### Task instructions:
Each line in these records that contains "artist" counts once. Give the number only.
◇ ◇ ◇ ◇ ◇ ◇ ◇
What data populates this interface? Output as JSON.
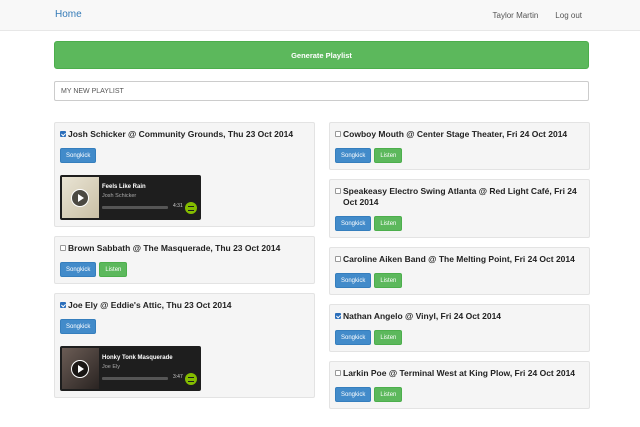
{
  "nav": {
    "brand": "Home",
    "user": "Taylor Martin",
    "logout": "Log out"
  },
  "generate_label": "Generate Playlist",
  "playlist_name": "MY NEW PLAYLIST",
  "buttons": {
    "songkick": "Songkick",
    "listen": "Listen"
  },
  "left": [
    {
      "title": "Josh Schicker @ Community Grounds, Thu 23 Oct 2014",
      "checked": true,
      "listen": false,
      "player": {
        "track": "Feels Like Rain",
        "artist": "Josh Schicker",
        "duration": "4:31"
      }
    },
    {
      "title": "Brown Sabbath @ The Masquerade, Thu 23 Oct 2014",
      "checked": false,
      "listen": true
    },
    {
      "title": "Joe Ely @ Eddie's Attic, Thu 23 Oct 2014",
      "checked": true,
      "listen": false,
      "player": {
        "track": "Honky Tonk Masquerade",
        "artist": "Joe Ely",
        "duration": "3:47"
      }
    }
  ],
  "right": [
    {
      "title": "Cowboy Mouth @ Center Stage Theater, Fri 24 Oct 2014",
      "checked": false,
      "listen": true
    },
    {
      "title": "Speakeasy Electro Swing Atlanta @ Red Light Café, Fri 24 Oct 2014",
      "checked": false,
      "listen": true
    },
    {
      "title": "Caroline Aiken Band @ The Melting Point, Fri 24 Oct 2014",
      "checked": false,
      "listen": true
    },
    {
      "title": "Nathan Angelo @ Vinyl, Fri 24 Oct 2014",
      "checked": true,
      "listen": true
    },
    {
      "title": "Larkin Poe @ Terminal West at King Plow, Fri 24 Oct 2014",
      "checked": false,
      "listen": true
    }
  ]
}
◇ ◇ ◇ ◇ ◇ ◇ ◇
### Final answer:
2